Set in late 19th century, the film tells the marriage story between the great Russian composer Pyotr Tchaikovsky and his wife Antonina Miliukova. The two meet at a party where the significantly older Tchaikovsky is already a distinguished musician while young Antonina is still trying to get into his conservatory. From the moment she lays eyes on him, though, she seems to know this is it for her, and proceeds to do everything she can to make him feel the same way. At first Tchaikovsky is reluctant, citing their age difference, his need to be alone. But eventually – possibly tempted by her promise of a sizable dowry – he relented and they become husband and wife. The marriage is a formality from the start as Tchaikovsky grows ever more distant from his young bride. But Antonina refuses to give up or be bought out of a marriage that has caused her nothing but pain, even after she learns about his closeted homosexuality.
I associate Serebrennikov’s films with a strong, often subversive sense of style, whether it’s the violent tension of THE STUDENT, the punk rock vibes of LETO, or the extreme acid trip that is PETROV’S FLU. In comparison, TCHAIKOVSKY’S WIFE plays it much straighter (sorry) and feels almost classical in its approach for the most part. We follow the girl-meets-man storyline linearly, witness the disintegration of their love (or has it ever been there?) all the way to the bitter end of their lives. This overall straightforwardness was a little disappointing to me having expected Serebrennikov to completely revamp the biopic genre. Also, for stretches of time, we are left in a kind of narrative limbo where he refuses to see her and she refuses to give him a divorce. This can be somewhat frustrating as you sense the story is not going anywhere and we’re not getting closer to the characters.
In the suddenly fanciful third act beginning with a surreal parade of naked men offered to Antonina as “substitutes”, however, life comes rushing back into the picture and you realize just how much the film differs from your typical long-suffering-wife narratives, and how committed it is to portraying the two quote unquote tragic protagonists in a truthful, if unsympathetic light.

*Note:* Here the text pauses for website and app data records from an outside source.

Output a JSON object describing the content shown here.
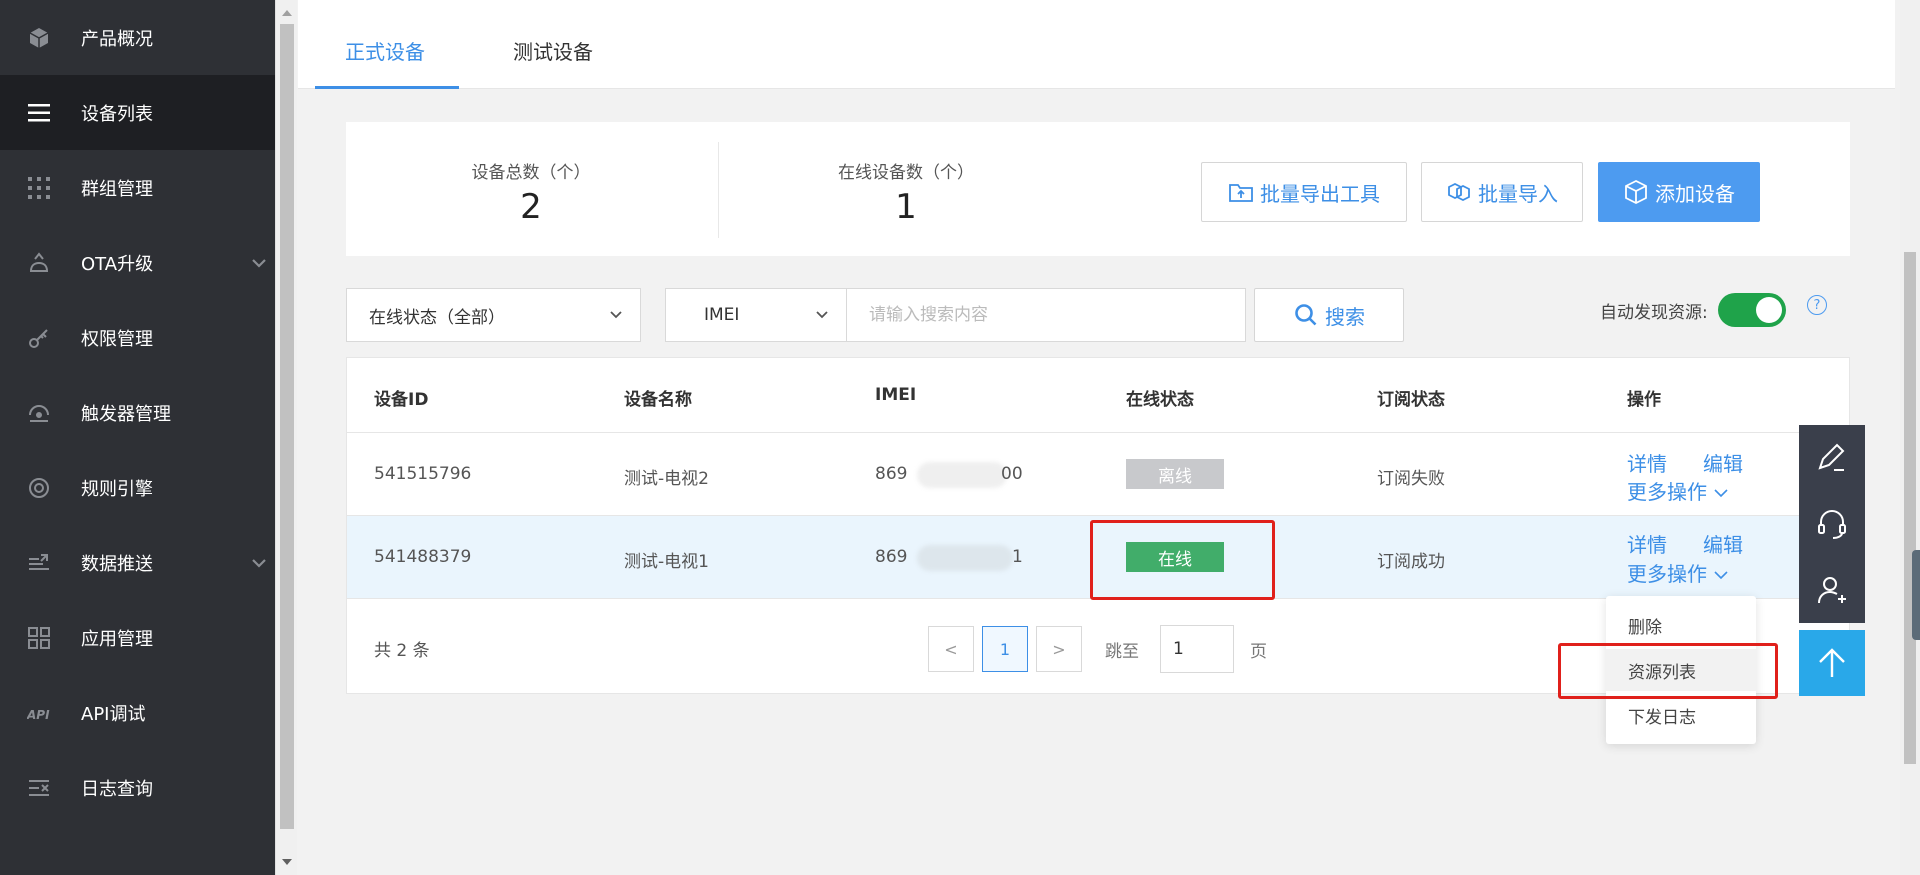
{
  "sidebar": {
    "items": [
      {
        "label": "产品概况",
        "icon": "cube-icon"
      },
      {
        "label": "设备列表",
        "icon": "list-icon"
      },
      {
        "label": "群组管理",
        "icon": "grid-dots-icon"
      },
      {
        "label": "OTA升级",
        "icon": "upgrade-icon"
      },
      {
        "label": "权限管理",
        "icon": "key-icon"
      },
      {
        "label": "触发器管理",
        "icon": "trigger-icon"
      },
      {
        "label": "规则引擎",
        "icon": "rule-icon"
      },
      {
        "label": "数据推送",
        "icon": "push-icon"
      },
      {
        "label": "应用管理",
        "icon": "apps-icon"
      },
      {
        "label": "API调试",
        "icon": "api-icon"
      },
      {
        "label": "日志查询",
        "icon": "log-icon"
      }
    ],
    "active_index": 1
  },
  "tabs": {
    "formal": "正式设备",
    "test": "测试设备"
  },
  "stats": {
    "total_label": "设备总数（个）",
    "total_value": "2",
    "online_label": "在线设备数（个）",
    "online_value": "1"
  },
  "actions": {
    "export": "批量导出工具",
    "import": "批量导入",
    "add": "添加设备"
  },
  "filters": {
    "status_select": "在线状态（全部）",
    "field_select": "IMEI",
    "search_placeholder": "请输入搜索内容",
    "search_button": "搜索",
    "auto_discover_label": "自动发现资源:",
    "auto_discover_on": true,
    "help": "?"
  },
  "table": {
    "headers": [
      "设备ID",
      "设备名称",
      "IMEI",
      "在线状态",
      "订阅状态",
      "操作"
    ],
    "rows": [
      {
        "id": "541515796",
        "name": "测试-电视2",
        "imei_prefix": "869",
        "imei_suffix": "00",
        "status": "离线",
        "subscription": "订阅失败"
      },
      {
        "id": "541488379",
        "name": "测试-电视1",
        "imei_prefix": "869",
        "imei_suffix": "1",
        "status": "在线",
        "subscription": "订阅成功"
      }
    ],
    "op_detail": "详情",
    "op_edit": "编辑",
    "op_more": "更多操作"
  },
  "pagination": {
    "total": "共 2 条",
    "prev": "<",
    "current": "1",
    "next": ">",
    "jump_label": "跳至",
    "jump_value": "1",
    "page_unit": "页"
  },
  "more_menu": {
    "items": [
      "删除",
      "资源列表",
      "下发日志"
    ]
  },
  "colors": {
    "sidebar_bg": "#2e3035",
    "accent": "#3d8fe6",
    "online": "#41ad6a",
    "offline": "#c8c9cc",
    "highlight_box": "#e0201b"
  }
}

I love that this film deals with a very famous historical figure but is told from the perspective of his far less known partner. All too often we succumb to idolism and leave those who have achieved hero status off the hook easy. But if a person who’s so good at what they do has caused great pain to others, shouldn’t we also hear from them to have a more balanced view of the hero? TCHAIKOVSKY’S WIFE deals with this aspect of celebrity biography head-on, revealing the attempts of Tchaikovsky’s friends and family and even of the government to hide his sexuality, as well as his willful neglect of a young wife who he married with ulterior motives. At the same time, the film does not glorify the supposed victim either. Antonina is fascinating exactly because she’s not the guileless, lovelorn girl deserted by her gay husband. It’s her who would not give Tchaikovsky the satisfaction of an easy divorce or, as she chillingly says in a late scene where the film comes closest to suggesting her reasons for staying in the marriage: “I won’t let you go”. The spiteful conviction with which the statement is made lets you know it isn’t love that binds her to him either, but something more toxic, coldly possessive.
Alyona Mikhailova gives an excellent, emotionally layered performance as Antonina. Distinctly present and ever enigmatic, she keeps you guessing what’s going through her character’s mind. In addition to the scene referenced above, there’s another one that stands out to me where the couple and the three kids Antonina had with another man to pass as Tchaikovsky’s reunite for a family portrait. The vibes at such a situation are understandably weird and Mikhailova really weaponizes the passive-aggressiveness in her tone to great effect.
So that’s one comp film down, 20 more to go. Are there any films at Cannes this year that you’re especially looking forward to? On paper, who do you think has a decent shot to win?